Give back, word for word, the line that contains "What's the underlying" and all lines after it in the material, through the last; please include only these.
■ ■ ■ ■ ■
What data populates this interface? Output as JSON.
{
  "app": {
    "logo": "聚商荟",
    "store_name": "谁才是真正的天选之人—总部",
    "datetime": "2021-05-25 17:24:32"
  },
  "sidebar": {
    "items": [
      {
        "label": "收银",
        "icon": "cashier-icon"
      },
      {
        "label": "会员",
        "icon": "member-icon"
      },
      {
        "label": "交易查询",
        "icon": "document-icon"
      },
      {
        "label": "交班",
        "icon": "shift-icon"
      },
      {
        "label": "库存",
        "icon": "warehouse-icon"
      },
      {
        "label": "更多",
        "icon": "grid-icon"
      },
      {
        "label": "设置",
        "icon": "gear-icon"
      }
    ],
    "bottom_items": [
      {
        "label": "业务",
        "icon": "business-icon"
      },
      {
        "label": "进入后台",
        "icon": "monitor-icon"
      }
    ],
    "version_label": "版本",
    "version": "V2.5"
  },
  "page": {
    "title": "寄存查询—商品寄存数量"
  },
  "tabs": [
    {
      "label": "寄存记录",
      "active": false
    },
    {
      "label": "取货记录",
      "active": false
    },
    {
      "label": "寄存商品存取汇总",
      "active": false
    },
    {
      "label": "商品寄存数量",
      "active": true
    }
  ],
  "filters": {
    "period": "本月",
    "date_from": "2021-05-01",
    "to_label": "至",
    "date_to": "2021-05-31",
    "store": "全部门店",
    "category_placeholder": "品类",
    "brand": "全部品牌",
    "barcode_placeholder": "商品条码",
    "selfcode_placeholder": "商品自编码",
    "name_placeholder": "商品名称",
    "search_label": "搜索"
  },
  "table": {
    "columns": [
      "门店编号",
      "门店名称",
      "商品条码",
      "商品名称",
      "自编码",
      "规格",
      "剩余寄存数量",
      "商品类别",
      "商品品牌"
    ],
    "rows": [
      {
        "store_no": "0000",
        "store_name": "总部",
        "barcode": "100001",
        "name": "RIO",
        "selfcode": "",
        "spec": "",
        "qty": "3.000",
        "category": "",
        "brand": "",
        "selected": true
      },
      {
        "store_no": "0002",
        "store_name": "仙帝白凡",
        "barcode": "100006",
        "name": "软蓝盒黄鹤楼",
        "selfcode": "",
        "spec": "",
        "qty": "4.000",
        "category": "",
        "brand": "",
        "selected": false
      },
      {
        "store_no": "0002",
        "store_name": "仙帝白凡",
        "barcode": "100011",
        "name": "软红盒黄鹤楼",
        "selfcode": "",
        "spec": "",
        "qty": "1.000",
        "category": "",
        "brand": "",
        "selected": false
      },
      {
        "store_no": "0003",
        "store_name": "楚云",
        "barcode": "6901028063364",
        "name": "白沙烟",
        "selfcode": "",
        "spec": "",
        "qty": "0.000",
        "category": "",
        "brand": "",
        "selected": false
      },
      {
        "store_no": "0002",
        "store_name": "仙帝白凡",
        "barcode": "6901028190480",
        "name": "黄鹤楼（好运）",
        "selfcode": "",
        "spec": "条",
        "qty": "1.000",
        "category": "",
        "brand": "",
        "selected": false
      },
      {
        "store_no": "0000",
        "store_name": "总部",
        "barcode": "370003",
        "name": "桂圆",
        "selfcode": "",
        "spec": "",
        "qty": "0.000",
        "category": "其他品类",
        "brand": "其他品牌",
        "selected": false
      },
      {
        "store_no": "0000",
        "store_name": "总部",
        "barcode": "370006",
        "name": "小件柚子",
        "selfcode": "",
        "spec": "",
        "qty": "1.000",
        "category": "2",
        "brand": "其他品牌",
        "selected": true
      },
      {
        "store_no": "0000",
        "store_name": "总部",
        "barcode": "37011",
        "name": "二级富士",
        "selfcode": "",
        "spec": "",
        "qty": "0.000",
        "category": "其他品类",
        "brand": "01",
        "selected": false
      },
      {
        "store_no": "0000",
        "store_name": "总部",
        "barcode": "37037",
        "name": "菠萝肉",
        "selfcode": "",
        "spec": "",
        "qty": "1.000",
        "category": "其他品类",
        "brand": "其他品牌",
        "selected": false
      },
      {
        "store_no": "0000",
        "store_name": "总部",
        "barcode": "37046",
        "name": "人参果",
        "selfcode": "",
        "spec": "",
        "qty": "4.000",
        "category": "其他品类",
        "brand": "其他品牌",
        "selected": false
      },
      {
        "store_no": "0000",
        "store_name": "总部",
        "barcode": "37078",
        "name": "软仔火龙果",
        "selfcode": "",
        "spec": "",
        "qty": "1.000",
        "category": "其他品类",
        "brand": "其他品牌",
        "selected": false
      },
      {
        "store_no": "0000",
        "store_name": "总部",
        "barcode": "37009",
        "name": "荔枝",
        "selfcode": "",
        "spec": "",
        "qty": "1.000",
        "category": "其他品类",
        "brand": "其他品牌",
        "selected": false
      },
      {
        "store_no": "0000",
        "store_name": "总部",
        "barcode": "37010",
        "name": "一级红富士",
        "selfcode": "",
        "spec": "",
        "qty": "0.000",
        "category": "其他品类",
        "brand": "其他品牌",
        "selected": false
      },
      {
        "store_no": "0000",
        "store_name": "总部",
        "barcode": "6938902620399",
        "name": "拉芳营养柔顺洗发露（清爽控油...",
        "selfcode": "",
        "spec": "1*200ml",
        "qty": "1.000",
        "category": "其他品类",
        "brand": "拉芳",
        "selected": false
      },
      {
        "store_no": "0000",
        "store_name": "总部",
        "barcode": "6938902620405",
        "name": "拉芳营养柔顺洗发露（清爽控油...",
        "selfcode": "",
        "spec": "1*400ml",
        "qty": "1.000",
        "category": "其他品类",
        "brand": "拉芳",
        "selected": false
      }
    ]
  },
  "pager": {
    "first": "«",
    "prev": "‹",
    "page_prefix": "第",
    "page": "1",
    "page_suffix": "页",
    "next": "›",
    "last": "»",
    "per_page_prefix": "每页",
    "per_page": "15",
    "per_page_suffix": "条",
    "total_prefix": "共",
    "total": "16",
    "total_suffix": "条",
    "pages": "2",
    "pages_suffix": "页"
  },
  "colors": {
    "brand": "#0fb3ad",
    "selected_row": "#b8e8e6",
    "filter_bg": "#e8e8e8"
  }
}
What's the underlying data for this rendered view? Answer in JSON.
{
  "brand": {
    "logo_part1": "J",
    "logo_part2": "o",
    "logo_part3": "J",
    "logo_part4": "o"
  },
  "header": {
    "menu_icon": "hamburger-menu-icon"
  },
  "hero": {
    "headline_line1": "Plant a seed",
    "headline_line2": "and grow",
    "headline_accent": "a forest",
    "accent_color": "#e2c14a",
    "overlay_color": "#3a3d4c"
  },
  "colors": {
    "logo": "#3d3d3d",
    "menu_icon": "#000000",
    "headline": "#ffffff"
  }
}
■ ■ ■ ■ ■
## Exercise solution:
What's the underlying data for this rendered view? Answer in JSON.
{
  "brand": {
    "logo_part1": "J",
    "logo_part2": "o",
    "logo_part3": "J",
    "logo_part4": "o"
  },
  "header": {
    "menu_icon": "hamburger-menu-icon"
  },
  "hero": {
    "headline_line1": "Plant a seed",
    "headline_line2": "and grow",
    "headline_accent": "a forest",
    "accent_color": "#e2c14a",
    "overlay_color": "#3a3d4c"
  },
  "colors": {
    "logo": "#3d3d3d",
    "menu_icon": "#000000",
    "headline": "#ffffff"
  }
}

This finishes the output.